Mayor Smith, City Councilmen Mark Murphy and Mike Alvarez, City Clerk Mary Murphy and City Treasurer Richard Rohm will be appointed to those positions following the election date, and be sworn into office in December.

No race to the finish

Smith recused herself from the vote to reappoint the incumbent mayor; Murphy and Alvarez abstained from voting on their reappointments to the city council. Those votes passed, 4 to 0. All five council members voted unanimously to reappoint Mary Murphy and Richard Rohm.

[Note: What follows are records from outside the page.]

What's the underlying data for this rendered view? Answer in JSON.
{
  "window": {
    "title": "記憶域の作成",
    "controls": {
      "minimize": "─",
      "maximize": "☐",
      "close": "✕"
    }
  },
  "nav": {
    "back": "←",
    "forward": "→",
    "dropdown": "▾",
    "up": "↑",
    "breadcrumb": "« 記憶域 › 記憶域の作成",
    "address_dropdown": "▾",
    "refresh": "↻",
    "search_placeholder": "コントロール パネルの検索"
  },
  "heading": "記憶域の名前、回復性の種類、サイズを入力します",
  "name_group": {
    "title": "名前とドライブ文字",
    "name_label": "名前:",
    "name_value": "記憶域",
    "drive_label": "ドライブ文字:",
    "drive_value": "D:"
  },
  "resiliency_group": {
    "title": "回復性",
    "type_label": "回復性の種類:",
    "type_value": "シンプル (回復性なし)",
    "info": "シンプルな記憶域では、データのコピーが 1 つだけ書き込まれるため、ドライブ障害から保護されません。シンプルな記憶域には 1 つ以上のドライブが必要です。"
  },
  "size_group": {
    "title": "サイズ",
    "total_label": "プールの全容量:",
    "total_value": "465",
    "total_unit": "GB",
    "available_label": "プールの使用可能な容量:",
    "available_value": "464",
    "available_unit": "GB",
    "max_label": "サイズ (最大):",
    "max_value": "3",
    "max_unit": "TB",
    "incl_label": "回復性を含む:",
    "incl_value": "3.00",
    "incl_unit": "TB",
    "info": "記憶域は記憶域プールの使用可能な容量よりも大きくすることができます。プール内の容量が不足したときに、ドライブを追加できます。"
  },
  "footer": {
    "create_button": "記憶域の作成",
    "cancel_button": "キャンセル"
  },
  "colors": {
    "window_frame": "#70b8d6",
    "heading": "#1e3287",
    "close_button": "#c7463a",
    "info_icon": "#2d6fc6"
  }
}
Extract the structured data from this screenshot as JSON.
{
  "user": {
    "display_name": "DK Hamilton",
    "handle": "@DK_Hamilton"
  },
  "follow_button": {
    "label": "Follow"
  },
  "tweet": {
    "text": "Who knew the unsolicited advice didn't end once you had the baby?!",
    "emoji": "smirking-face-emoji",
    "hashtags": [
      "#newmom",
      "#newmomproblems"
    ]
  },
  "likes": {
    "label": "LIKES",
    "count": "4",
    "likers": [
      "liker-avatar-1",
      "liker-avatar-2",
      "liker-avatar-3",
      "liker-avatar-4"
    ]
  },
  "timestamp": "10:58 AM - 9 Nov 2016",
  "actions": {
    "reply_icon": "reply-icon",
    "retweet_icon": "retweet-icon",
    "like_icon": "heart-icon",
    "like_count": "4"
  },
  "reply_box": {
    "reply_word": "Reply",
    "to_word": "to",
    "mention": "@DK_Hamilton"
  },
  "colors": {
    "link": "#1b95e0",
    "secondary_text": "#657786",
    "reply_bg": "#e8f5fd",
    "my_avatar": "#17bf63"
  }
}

While the City of Orange is sitting out this election cycle, Villa Park is gearing up for a contested race. Three candidates have filed for two council seats vacated by Mayor Greg Mills and Councilman Rick Barnett, who have chosen not to run for those offices.

Howard Kirschner, Robbie Pitts and Vince  Rossini  are vying for the openings. Rossini, a two-year Villa Park resident, is supported by several neighborhood groups who applaud his work on the city’s Law Enforcement Advisory Committee. Kirschner and Pitts, both residents  of  Villa  Park  for  decades, are supported by voters seeking a “calmer,” more city-centric approach to government. Neither  candidate  is  affiliated with any specific political or social faction.

At the starting gate

As in Villa Park, races for two trustee seats in the Orange Unified School District promise to be heated. Incumbent John  Ortega is being challenged for his Area 2 seat by Daniel  Correa;  Mark Wayland is not running for his Area 6 seat, but his son Jeremy Wayland, Nicole Baitx-Kennedy and Brenda Lebsack are.

Ortega, who has been on the board since 2002, has never campaigned for his seat; he’s always been unopposed. Correa, an Orange planning commissioner, is challenging Ortega’s attendance record (he’s been to just four of 11 board meetings this year), his willingness to sell surplus school property to high-density developers, and his reluctance to approve the Measure S school bond.

The Area 6 challengers include the second generation Wayland, a teacher with a long-term special education background (Lebsack) and a child care supervisor with OUSD experience and a son enrolled in Linda Vista Elementary School.  Alexia Deligianni-Brydges is running unopposed for the trustee Area 3 seat. The entire district votes for candidates in all area seats. The only elected officials in the Canyons are those of the Silverado Modjeska Recreation and Parks District. Two of that board’s five seats are open, with Steven Duff, Heidi Murphy-Grande and Tara Saraye in contention. Unlike past SMRPD elections this one looks to be fairly benign. The Serrano Water District, serving Villa Park and portions of Orange, has three board seats open, with only one candidate filing for each. Incumbents Jerry Haight and C.L. Pharris have re-upped for their seats; Greg Mills is the lone filer for the third seat. They will likely be appointed to those positions to save the district the costs of a balloted election.

CORRECTION: A previous version of this story misidentified Robbie Pitts. The Sentry regrets this error.

Local elections run cold, hot and indifferent

Orange Councilman Mike Alvarez

Orange Councilman Mark Murphy

Orange Mayor Tita Smith